## What you need to do
A verbatim copy of the data below is the required output.

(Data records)

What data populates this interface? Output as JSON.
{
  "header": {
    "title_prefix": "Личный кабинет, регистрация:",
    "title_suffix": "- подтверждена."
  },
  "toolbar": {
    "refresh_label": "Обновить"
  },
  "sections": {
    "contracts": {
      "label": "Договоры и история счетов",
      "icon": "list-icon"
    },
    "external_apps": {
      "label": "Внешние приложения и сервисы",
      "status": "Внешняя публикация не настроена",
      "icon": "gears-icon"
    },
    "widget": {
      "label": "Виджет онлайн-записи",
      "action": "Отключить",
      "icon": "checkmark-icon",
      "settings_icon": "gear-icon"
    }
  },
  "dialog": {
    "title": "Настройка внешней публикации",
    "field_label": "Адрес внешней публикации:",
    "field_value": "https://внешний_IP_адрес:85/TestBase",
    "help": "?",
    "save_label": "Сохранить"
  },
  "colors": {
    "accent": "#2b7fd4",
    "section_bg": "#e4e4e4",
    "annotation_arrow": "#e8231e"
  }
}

## Written solution
What data populates this interface? Output as JSON.
{
  "header": {
    "title_prefix": "Личный кабинет, регистрация:",
    "title_suffix": "- подтверждена."
  },
  "toolbar": {
    "refresh_label": "Обновить"
  },
  "sections": {
    "contracts": {
      "label": "Договоры и история счетов",
      "icon": "list-icon"
    },
    "external_apps": {
      "label": "Внешние приложения и сервисы",
      "status": "Внешняя публикация не настроена",
      "icon": "gears-icon"
    },
    "widget": {
      "label": "Виджет онлайн-записи",
      "action": "Отключить",
      "icon": "checkmark-icon",
      "settings_icon": "gear-icon"
    }
  },
  "dialog": {
    "title": "Настройка внешней публикации",
    "field_label": "Адрес внешней публикации:",
    "field_value": "https://внешний_IP_адрес:85/TestBase",
    "help": "?",
    "save_label": "Сохранить"
  },
  "colors": {
    "accent": "#2b7fd4",
    "section_bg": "#e4e4e4",
    "annotation_arrow": "#e8231e"
  }
}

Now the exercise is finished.